HOPE’s Year-Round Nighttime Navigation Center Pronounced a Success

559
HOPE (Photo by Matt Steininger/ Longmont Observer)

In previous years, HOPE, along with the cooperation of several local churches operated a Nighttime Navigation Center with access to a shelter during only the coldest months of the year, November-April.

In the last year, HOPE has teamed up with FaithPoint Baptist Church, journey Church, The Heart of Longmont church and the City of Longmont to provide shelter and navigation services throughout the year.

This change came about when HOPE conducted a survey among those they serve who stated that “the six-month break from May to October was preventing them from moving forward out of homelessness,” states a HOPE press release.

According to the data collected by HOPE, 309 clients were able to receive navigation services and shelter between April 30-November 1, 2019.

In order for these 309 individuals to receive services they had to meet with a case manager weekly and look for work, if they were able, or work towards capturing benefits, if they were not able to work.

Provided by HOPE

The year-round program has seen an uptick in the amount of people who have been able to exit the program and find a way to get back on their feet.

Case managers from HOPE and OUR Center work to help individuals experiencing homelessness find housing or through relocation, usually referred to as diversion services.

Relocation happens when a client would rather take advantage of opportunities that usually lead to employment and housing. Often relocation includes residential treatment for mental health or substance abuse issues. These references are verified by staff before a client is considered for relocation.

“Implementing year-round sheltering for our most vulnerable residents in Longmont this year was a big win for us and our community as it truly allowed HOPE to offer a stable environment for those wanting to get back on their feet,” Joseph Zanovitch, HOPE executive director, said. “All too often, we think of those without homes in the coldest months, but life on the streets is still incredibly difficult every single day, regardless of the weather.
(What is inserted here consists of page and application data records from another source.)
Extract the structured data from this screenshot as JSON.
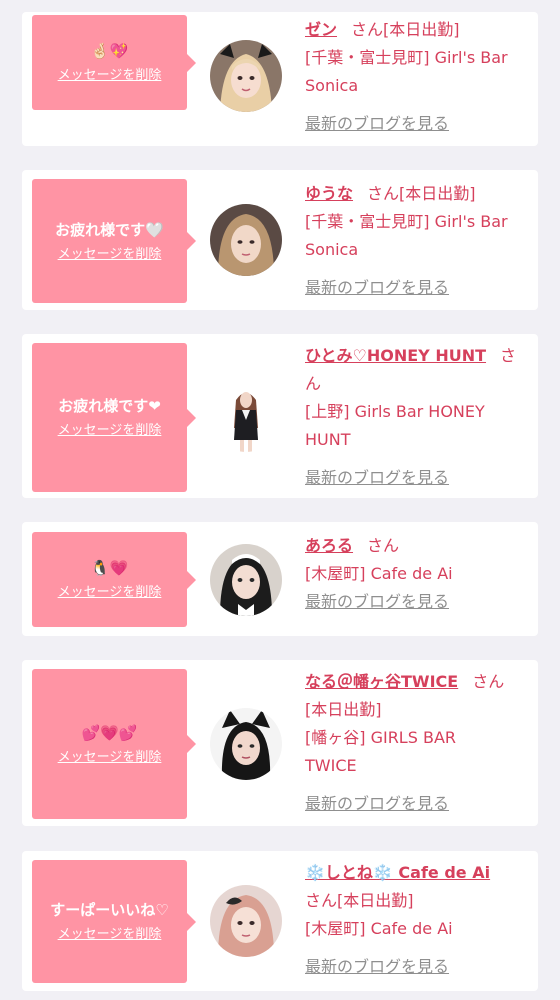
{
  "colors": {
    "page_background": "#f1f0f5",
    "card": "#ffffff",
    "bubble": "#ff94a4",
    "accent_text": "#d6405c",
    "link_gray": "#8f8f8f"
  },
  "delete_label": "メッセージを削除",
  "blog_label": "最新のブログを見る",
  "san_label": "さん",
  "messages": [
    {
      "bubble_text": "🤞🏻💖",
      "name": "ゼン",
      "status": "[本日出勤]",
      "shop_line1": "[千葉・富士見町] Girl's Bar",
      "shop_line2": "Sonica",
      "avatar_icon": "girl-with-cat-ears-avatar"
    },
    {
      "bubble_text": "お疲れ様です🤍",
      "name": "ゆうな",
      "status": "[本日出勤]",
      "shop_line1": "[千葉・富士見町] Girl's Bar",
      "shop_line2": "Sonica",
      "avatar_icon": "girl-blonde-avatar"
    },
    {
      "bubble_text": "お疲れ様です❤",
      "name": "ひとみ♡HONEY HUNT",
      "status": "",
      "shop_line1": "[上野] Girls Bar HONEY",
      "shop_line2": "HUNT",
      "avatar_icon": "girl-full-body-avatar"
    },
    {
      "bubble_text": "🐧💗",
      "name": "あろる",
      "status": "",
      "shop_line1": "[木屋町] Cafe de Ai",
      "shop_line2": "",
      "avatar_icon": "girl-maid-avatar"
    },
    {
      "bubble_text": "💕💗💕",
      "name": "なる＠幡ヶ谷TWICE",
      "status": "[本日出勤]",
      "shop_line1": "[幡ヶ谷] GIRLS BAR",
      "shop_line2": "TWICE",
      "avatar_icon": "girl-black-cat-ears-avatar"
    },
    {
      "bubble_text": "すーぱーいいね♡",
      "name": "❄️しとね❄️ Cafe de Ai",
      "status": "[本日出勤]",
      "shop_line1": "[木屋町] Cafe de Ai",
      "shop_line2": "",
      "avatar_icon": "girl-pink-hair-avatar"
    }
  ]
}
Knowing there is a place to stay each night is really a blessing to anyone who is working on a path toward self-sufficiency. When our basic needs are met, it allows us to focus on the next steps to a better future.”


How much do you value the Longmont Observer?

As Longmont’s only nonprofit newsroom, our only vested interest is to supply you with quality, nonpartisan, community-driven, Longmont-focused journalism. But, we need your help. We depend on our members to help us report Longmont news and to keep our journalism available and accessible by all. If you value what we do at the Longmont Observer, please show us with your support. 

Yes, I'll Donate Today

Leave a Reply